Falkenhagan disagrees with the idea of shipping local garbage out of the area and has offered to build a modern waste-to-energy plant that produces energy through methane gases. He points out that waste to energy facilities are cleaner and expected to be the green garbage plants of the future.
While waste to energy plants can cost more than $100 million to build, Falkenhagan said he found a recently engineered facility that can be purchased for $25 million. The company has two plants operating at this time, one in Australia and another in Israel, Falkenhagan said.
“Anything that will be done to clean the environment or make the earth a better place will cost something,” Falkenhagan said. He added that the people of the county should not mind paying more for their trash disposal so that the neighbors of Cold Canyon will not have to smell trash for another 30 years–the length of time the landfill’s life will be extended it the pending permit is approved.

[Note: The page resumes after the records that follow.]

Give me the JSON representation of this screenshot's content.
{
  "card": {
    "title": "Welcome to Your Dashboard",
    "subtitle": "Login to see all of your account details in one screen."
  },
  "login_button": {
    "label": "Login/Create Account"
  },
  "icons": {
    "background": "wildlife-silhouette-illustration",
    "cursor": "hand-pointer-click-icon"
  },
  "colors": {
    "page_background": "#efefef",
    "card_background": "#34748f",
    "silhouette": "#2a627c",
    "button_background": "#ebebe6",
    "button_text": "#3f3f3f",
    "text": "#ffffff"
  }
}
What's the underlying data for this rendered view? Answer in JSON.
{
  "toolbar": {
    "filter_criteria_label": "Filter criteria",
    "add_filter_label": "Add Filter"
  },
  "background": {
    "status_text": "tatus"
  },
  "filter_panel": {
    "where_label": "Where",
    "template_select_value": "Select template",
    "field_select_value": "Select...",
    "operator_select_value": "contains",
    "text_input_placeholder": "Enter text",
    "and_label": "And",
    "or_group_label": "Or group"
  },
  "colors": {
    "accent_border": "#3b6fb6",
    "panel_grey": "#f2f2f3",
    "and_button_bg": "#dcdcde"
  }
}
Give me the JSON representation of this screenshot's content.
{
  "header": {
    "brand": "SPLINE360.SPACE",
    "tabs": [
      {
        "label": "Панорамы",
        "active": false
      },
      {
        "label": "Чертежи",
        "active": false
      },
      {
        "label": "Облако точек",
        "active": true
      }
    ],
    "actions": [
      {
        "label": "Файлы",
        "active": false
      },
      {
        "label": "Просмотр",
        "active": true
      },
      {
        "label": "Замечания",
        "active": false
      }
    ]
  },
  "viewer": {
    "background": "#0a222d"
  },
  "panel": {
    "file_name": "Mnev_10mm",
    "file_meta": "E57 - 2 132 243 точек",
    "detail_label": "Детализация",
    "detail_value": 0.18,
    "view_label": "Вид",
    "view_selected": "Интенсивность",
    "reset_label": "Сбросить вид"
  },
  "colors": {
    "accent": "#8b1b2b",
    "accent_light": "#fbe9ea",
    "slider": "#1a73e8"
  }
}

Even so, Martin argues that the cost to taxpayers includes higher operational costs and permitting costs making it unlikely the county would elect to put a burden on the community during a downturn in the economy.
He also points out that Falkenhagen paid a significant settlement for being one of Santa Barbara’s Counties most “egregious” polluters.
In the 1990’s, Falkenhagen was sued by the Santa Barbara County Air Pollution Control District (APCD) and the Santa Barbara County District Attorney’s Office for operating an energy power plant without the required air pollution control equipment and lying to the APCD to conceal the fact that his operation was releasing hundreds of tons of nitrogen oxides into the air.
Officials said Falkenhagen’s plant was one of the top stationary sources for air pollution in Santa Barbra County’s history.
Falkenhagan admitted to knowingly operating without the proper equipment. He paid a $155,000 fine and publicly apologized to the business community, according to a press release from the Santa Barbra District Attorney’s office.